The Tor Project, Inc, became a 501(c)3 nonprofit in 2006, but the idea of "onion routing" began in the mid 1990s.
Just like Tor users, the developers, researchers, and funders who've made Tor possible are a diverse group of people. But all of the people who have been involved in Tor are united by a common belief: internet users should have private access to an uncensored web.
In the 1990s, the lack of security on the internet and its ability to be used for tracking and surveillance was becoming clear, and in 1995, David Goldschlag, Mike Reed, and Paul Syverson at the U.S. Naval Research Lab (NRL) asked themselves if there was a way to create internet connections that don't reveal who is talking to whom, even to someone monitoring the network.
Their answer was to create and deploy the first research designs and prototypes of onion routing.

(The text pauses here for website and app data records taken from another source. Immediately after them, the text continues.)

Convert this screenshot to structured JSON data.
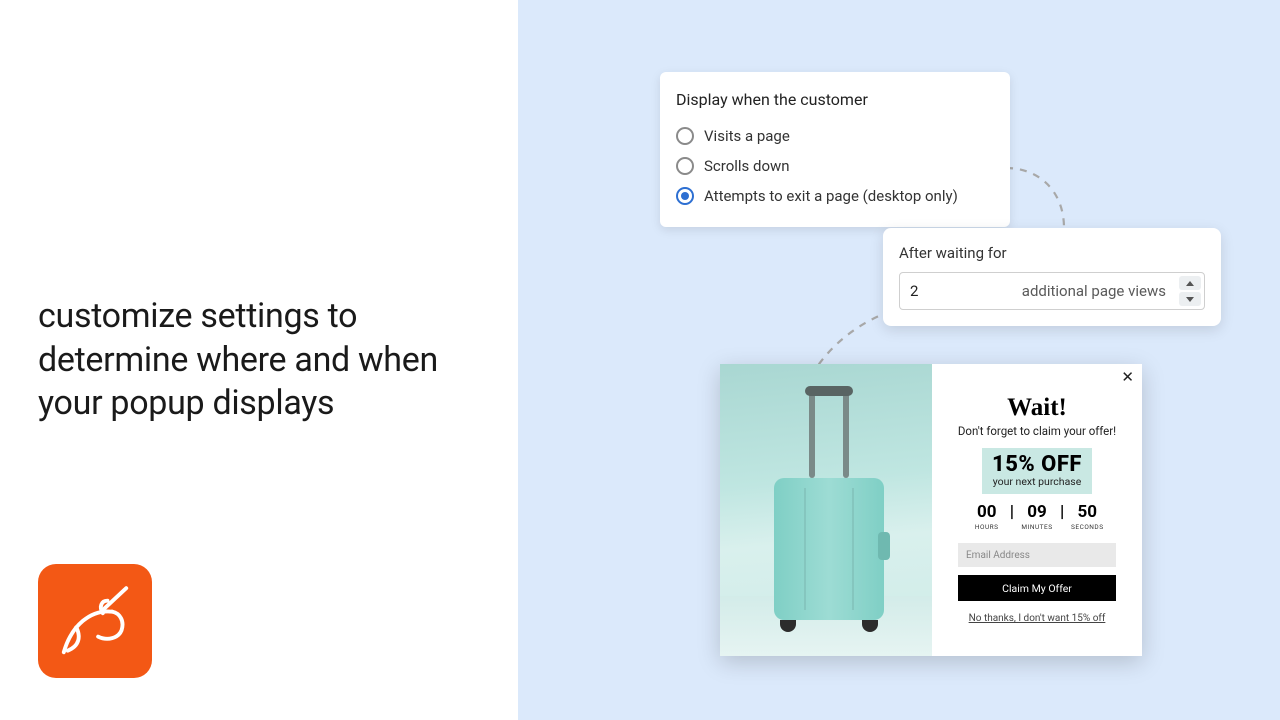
{
  "headline": "customize settings to determine where and when your popup displays",
  "card1": {
    "title": "Display when the customer",
    "options": [
      {
        "label": "Visits a page",
        "selected": false
      },
      {
        "label": "Scrolls down",
        "selected": false
      },
      {
        "label": "Attempts to exit a page (desktop only)",
        "selected": true
      }
    ]
  },
  "card2": {
    "title": "After waiting for",
    "value": "2",
    "suffix": "additional page views"
  },
  "popup": {
    "wait": "Wait!",
    "subtitle": "Don't forget to claim your offer!",
    "offer_big": "15% OFF",
    "offer_small": "your next purchase",
    "timer": {
      "hours": "00",
      "minutes": "09",
      "seconds": "50",
      "hours_label": "HOURS",
      "minutes_label": "MINUTES",
      "seconds_label": "SECONDS"
    },
    "email_placeholder": "Email Address",
    "cta": "Claim My Offer",
    "decline": "No thanks, I don't want 15% off"
  },
  "colors": {
    "accent": "#2d6fd2",
    "brand": "#f35815",
    "bg_right": "#dbe9fb"
  }
}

The goal of onion routing was to have a way to use the internet with as much privacy as possible, and the idea was to route traffic through multiple servers and encrypt it each step of the way.
This is still a simple explanation for how Tor works today.
In the early 2000s, Roger Dingledine, a recent Massachusetts Institute of Technology (MIT) graduate, began working on an NRL onion routing project with Paul Syverson.
To distinguish this original work at NRL from other onion routing efforts that were starting to pop up elsewhere, Roger called the project Tor, which stood for The Onion Routing. Nick Mathewson, a classmate of Roger's at MIT, joined the project soon after.
From its inception in the 1990s, onion routing was conceived to rely on a decentralized network. The network needed to be operated by entities with diverse interests and trust assumptions, and the software needed to be free and open to maximize transparency and separation.
That's why in October 2002 when the Tor network was initially deployed, its code was released under a free and open software license.
By the end of 2003, the network had about a dozen volunteer nodes, mostly in the U.S., plus one in Germany.
Recognizing the benefit of Tor to digital rights, the Electronic Frontier Foundation (EFF) began funding Roger's and Nick's work on Tor in 2004. In 2006, the Tor Project, Inc., a 501(c)3 nonprofit organization, was founded to maintain Tor's development.
In 2007, the organization began developing bridges to the Tor network to address censorship, such as the need to get around government firewalls, in order for its users to access the open web.
Tor began gaining popularity among activists and tech-savvy users interested in privacy, but it was still difficult for less-technically savvy people to use, so starting in 2005, development of tools beyond just the Tor proxy began.
Development of Tor Browser began in 2008.
With Tor Browser having made Tor more accessible to everyday internet users and activists, Tor was an instrumental tool during the Arab Spring beginning in late 2010. It not only protected people's identity online but also allowed them to access critical resources, social media, and websites which were blocked.
The need for tools safeguarding against mass surveillance became a mainstream concern thanks to the Snowden revelations in 2013.
Not only was Tor instrumental to Snowden's whistleblowing, but content of the documents also upheld assurances that, at that time, Tor could not be cracked.
People's awareness of tracking, surveillance, and censorship may have increased, but so has the prevalence of these hindrances to internet freedom.
Today, the network has thousands of relays run by volunteers and millions of users worldwide. And it is this diversity that keeps Tor users safe.
We, at the Tor Project, fight every day for everyone to have private access to an uncensored internet, and Tor has become the world's strongest tool for privacy and freedom online.
But Tor is more than just software. It is a labor of love produced by an international community of people devoted to human rights. The Tor Project is deeply committed to transparency and the safety of its users.